The Feast of Saint Nicholas, the Saint of Children, is celebrated in many European countries on the 6th December. The day before is known in Austria as Krampusnacht or Krampus Night, a time when Krampus walks the streets and visits people’s homes to punish naughty children. Krampus is described as half demon, half goat, and has black or brown fur and the cloven hooves and horns of a goat, similar to the Christian Devil. He also has a long pointed tongue which lolls out. He is often depicted carrying chains which he thrashes for dramatic effect. The chains are sometimes accompanied with bells. He also carries bundles of birch branches called ruten, which is significant in many Pagan cultures. In contrast to Saint Nicholas rewarding good children with nice presents, Krampus visits the homes of naughty children and beats them with birch bundles, before leaving them the gift of coal.
‘There seems to be little doubt as to his true identity for, in no other form is the full regalia of the Horned God of the Witches so well preserved. The birch – apart from its phallic significance – may have a connection with the initiation rites of certain witch-covens; rites which entailed binding and scourging as a form of mock-death. The chains could have been introduced in a Christian attempt to ”bind the Devil”, but again they could be a remnant of Pagan initiation rites.’ – The Krampus in Styria, Maurice Bruce, 1958
In traditional parades, known as the Krampuslauf, meaning Krampus run, young men dress as Krampus and parade through the streets. Writing in 1975 about his time in Irdning, a small town in Styria, Austria, anthropologist John J. Honigmann wrote:
‘The Saint Nicholas festival we are describing incorporates cultural elements widely distributed in Europe; in some cases going back to pre-Christian times. Nicholas himself became popular in Germany around the eleventh century. The feast dedicated to this patron of children is only one winter occasion in which children are the objects of special attention; others being Martinmas, the Feast of the Holy Innocents, and New Year’s Day. Masked devils acting boisterously and making nuisances of themselves are known in Germany since at least the sixteenth century while animal masked devils combining dreadful-comic antics appeared in Medieval church plays.
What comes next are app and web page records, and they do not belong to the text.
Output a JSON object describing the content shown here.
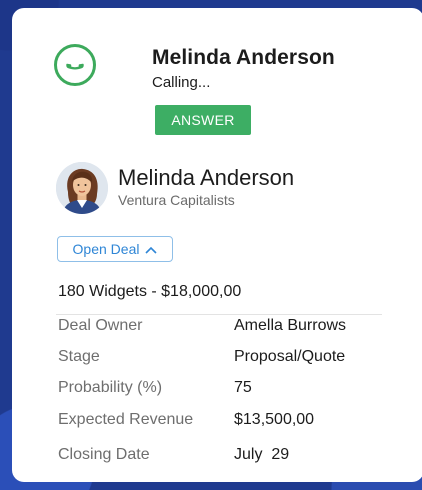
{
  "call": {
    "caller_name": "Melinda Anderson",
    "status": "Calling...",
    "answer_label": "ANSWER",
    "accent_color": "#3dae64"
  },
  "contact": {
    "name": "Melinda Anderson",
    "company": "Ventura Capitalists",
    "avatar_icon": "person-avatar"
  },
  "deal": {
    "toggle_label": "Open Deal",
    "toggle_icon": "chevron-up-icon",
    "title": "180 Widgets - $18,000,00",
    "fields": [
      {
        "label": "Deal Owner",
        "value": "Amella Burrows"
      },
      {
        "label": "Stage",
        "value": "Proposal/Quote"
      },
      {
        "label": "Probability (%)",
        "value": "75"
      },
      {
        "label": "Expected Revenue",
        "value": "$13,500,00"
      },
      {
        "label": "Closing Date",
        "value": "July  29"
      }
    ]
  }
}
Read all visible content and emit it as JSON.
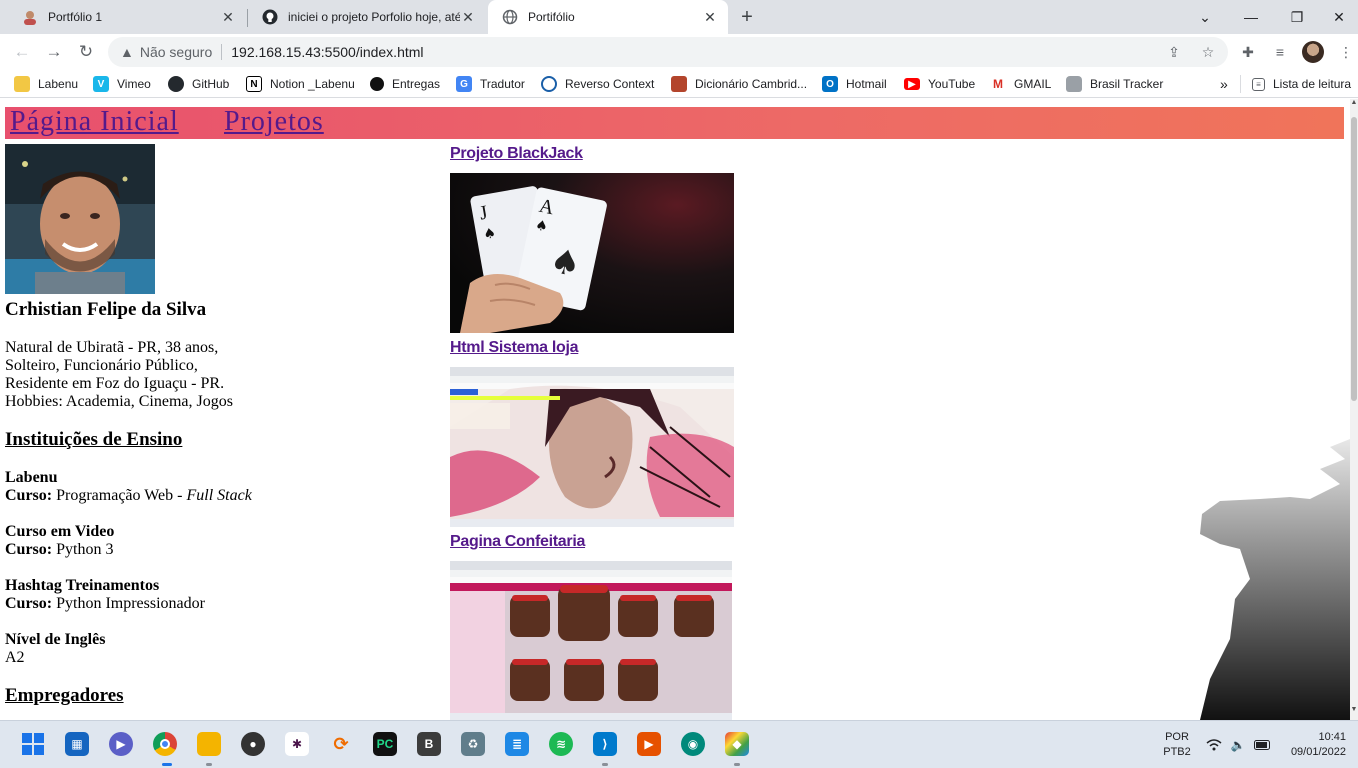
{
  "browser": {
    "tabs": [
      {
        "title": "Portfólio 1",
        "icon": "avatar-favicon"
      },
      {
        "title": "iniciei o projeto Porfolio hoje, até",
        "icon": "github-icon"
      },
      {
        "title": "Portifólio",
        "icon": "globe-icon"
      }
    ],
    "address": {
      "security_label": "Não seguro",
      "url": "192.168.15.43:5500/index.html"
    },
    "bookmarks": [
      {
        "label": "Labenu",
        "icon": "folder-icon",
        "color": "#f2c744"
      },
      {
        "label": "Vimeo",
        "icon": "vimeo-icon",
        "color": "#1ab7ea"
      },
      {
        "label": "GitHub",
        "icon": "github-icon",
        "color": "#24292e"
      },
      {
        "label": "Notion _Labenu",
        "icon": "notion-icon",
        "color": "#000000"
      },
      {
        "label": "Entregas",
        "icon": "circle-icon",
        "color": "#111111"
      },
      {
        "label": "Tradutor",
        "icon": "translate-icon",
        "color": "#4285f4"
      },
      {
        "label": "Reverso Context",
        "icon": "reverso-icon",
        "color": "#1a5fa8"
      },
      {
        "label": "Dicionário Cambrid...",
        "icon": "cambridge-icon",
        "color": "#b3452c"
      },
      {
        "label": "Hotmail",
        "icon": "outlook-icon",
        "color": "#0072c6"
      },
      {
        "label": "YouTube",
        "icon": "youtube-icon",
        "color": "#ff0000"
      },
      {
        "label": "GMAIL",
        "icon": "gmail-icon",
        "color": "#d93025"
      },
      {
        "label": "Brasil Tracker",
        "icon": "lock-icon",
        "color": "#9aa0a6"
      }
    ],
    "more_bookmarks": "»",
    "reading_list": "Lista de leitura"
  },
  "page": {
    "nav": {
      "home": "Página Inicial",
      "projects": "Projetos"
    },
    "profile": {
      "name": "Crhistian Felipe da Silva",
      "bio": [
        "Natural de Ubiratã - PR, 38 anos,",
        "Solteiro, Funcionário Público,",
        "Residente em Foz do Iguaçu - PR.",
        "Hobbies: Academia, Cinema, Jogos"
      ]
    },
    "education_title": "Instituições de Ensino",
    "course_label": "Curso:",
    "institutions": [
      {
        "name": "Labenu",
        "course": "Programação Web - ",
        "course_em": "Full Stack"
      },
      {
        "name": "Curso em Video",
        "course": "Python 3",
        "course_em": ""
      },
      {
        "name": "Hashtag Treinamentos",
        "course": "Python Impressionador",
        "course_em": ""
      }
    ],
    "english": {
      "label": "Nível de Inglês",
      "value": "A2"
    },
    "employers_title": "Empregadores",
    "projects": [
      {
        "title": "Projeto BlackJack"
      },
      {
        "title": "Html Sistema loja"
      },
      {
        "title": "Pagina Confeitaria"
      }
    ]
  },
  "taskbar": {
    "apps": [
      {
        "name": "start",
        "color": "#1a73e8"
      },
      {
        "name": "widgets",
        "color": "#1565c0"
      },
      {
        "name": "teams",
        "color": "#5b5fc7"
      },
      {
        "name": "chrome",
        "color": "#db4437"
      },
      {
        "name": "file-explorer",
        "color": "#f4b400"
      },
      {
        "name": "media",
        "color": "#333333"
      },
      {
        "name": "slack",
        "color": "#4a154b"
      },
      {
        "name": "arc",
        "color": "#ef6c00"
      },
      {
        "name": "pycharm",
        "color": "#21d789"
      },
      {
        "name": "bold",
        "color": "#3c3c3c"
      },
      {
        "name": "recycle",
        "color": "#607d8b"
      },
      {
        "name": "notepad",
        "color": "#1e88e5"
      },
      {
        "name": "spotify",
        "color": "#1db954"
      },
      {
        "name": "vscode",
        "color": "#007acc"
      },
      {
        "name": "video",
        "color": "#e65100"
      },
      {
        "name": "maps",
        "color": "#00897b"
      },
      {
        "name": "colors",
        "color": "#7cb342"
      }
    ],
    "lang": "POR",
    "layout": "PTB2",
    "time": "10:41",
    "date": "09/01/2022"
  }
}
A large literature, much of it by European folklorists, bears on these subjects. Austrians in the community we studied
are quite aware of “heathen” elements being blended with Christian elements in the Saint Nicholas customs and in other traditional winter ceremonies. They believe Krampus derives from a Pagan supernatural who was assimilated to the Christian devil. The Krampus figures persisted, and by the 17th Century, Krampus had been incorporated into Christian winter celebrations by pairing Krampus with St Nicholas.’
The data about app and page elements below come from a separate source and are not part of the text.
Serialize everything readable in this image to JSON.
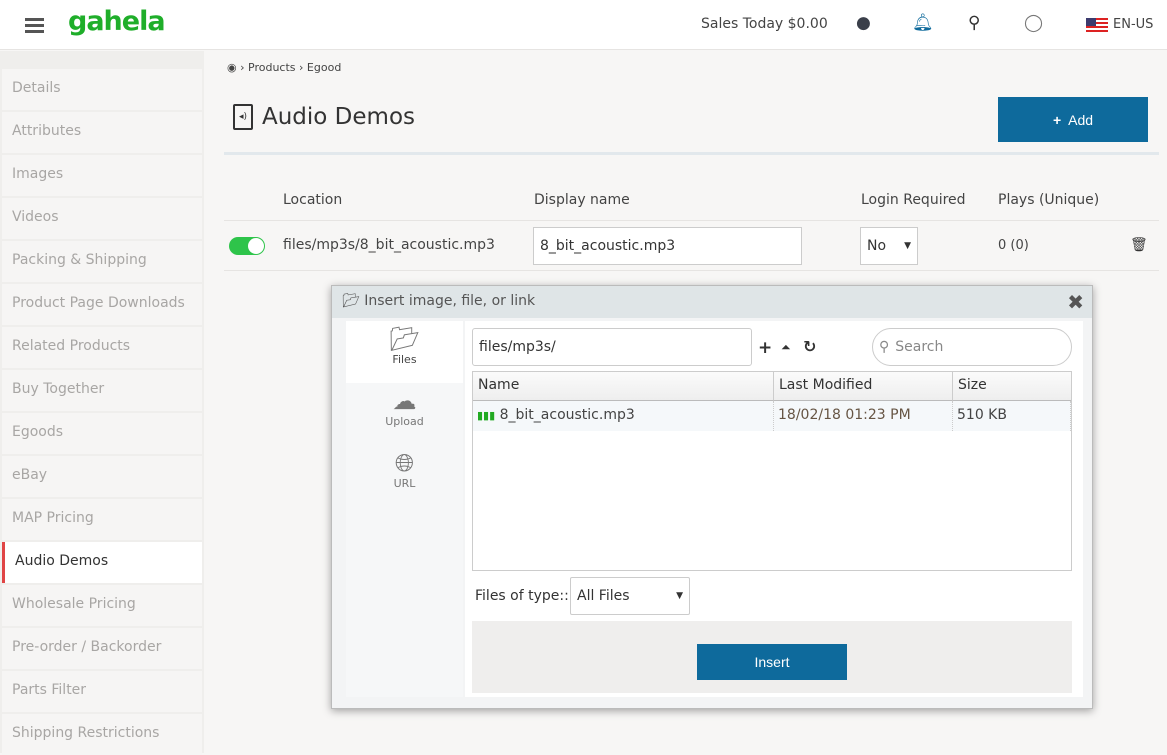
{
  "header": {
    "logo": "gahela",
    "sales": "Sales Today $0.00",
    "lang": "EN-US",
    "icons": [
      "user-icon",
      "bell-icon",
      "search-icon",
      "lifebuoy-icon"
    ],
    "accent": "#0e6a9c"
  },
  "sidebar": {
    "items": [
      {
        "label": "Details"
      },
      {
        "label": "Attributes"
      },
      {
        "label": "Images"
      },
      {
        "label": "Videos"
      },
      {
        "label": "Packing & Shipping"
      },
      {
        "label": "Product Page Downloads"
      },
      {
        "label": "Related Products"
      },
      {
        "label": "Buy Together"
      },
      {
        "label": "Egoods"
      },
      {
        "label": "eBay"
      },
      {
        "label": "MAP Pricing"
      },
      {
        "label": "Audio Demos",
        "active": true
      },
      {
        "label": "Wholesale Pricing"
      },
      {
        "label": "Pre-order / Backorder"
      },
      {
        "label": "Parts Filter"
      },
      {
        "label": "Shipping Restrictions"
      }
    ]
  },
  "breadcrumb": [
    "Products",
    "Egood"
  ],
  "page": {
    "title": "Audio Demos",
    "add_label": "Add"
  },
  "table": {
    "headers": [
      "Location",
      "Display name",
      "Login Required",
      "Plays (Unique)"
    ],
    "rows": [
      {
        "enabled": true,
        "location": "files/mp3s/8_bit_acoustic.mp3",
        "display_name": "8_bit_acoustic.mp3",
        "login_required": "No",
        "plays": "0 (0)"
      }
    ]
  },
  "dialog": {
    "title": "Insert image, file, or link",
    "tabs": [
      "Files",
      "Upload",
      "URL"
    ],
    "path": "files/mp3s/",
    "search_placeholder": "Search",
    "columns": [
      "Name",
      "Last Modified",
      "Size"
    ],
    "files": [
      {
        "name": "8_bit_acoustic.mp3",
        "modified": "18/02/18 01:23 PM",
        "size": "510 KB"
      }
    ],
    "filter_label": "Files of type::",
    "filter_value": "All Files",
    "insert_label": "Insert"
  }
}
Extract from The Supernatural World of the Anglo-Saxons:
Gods, Folklore and the Pagan Roots of Christmas and Halloween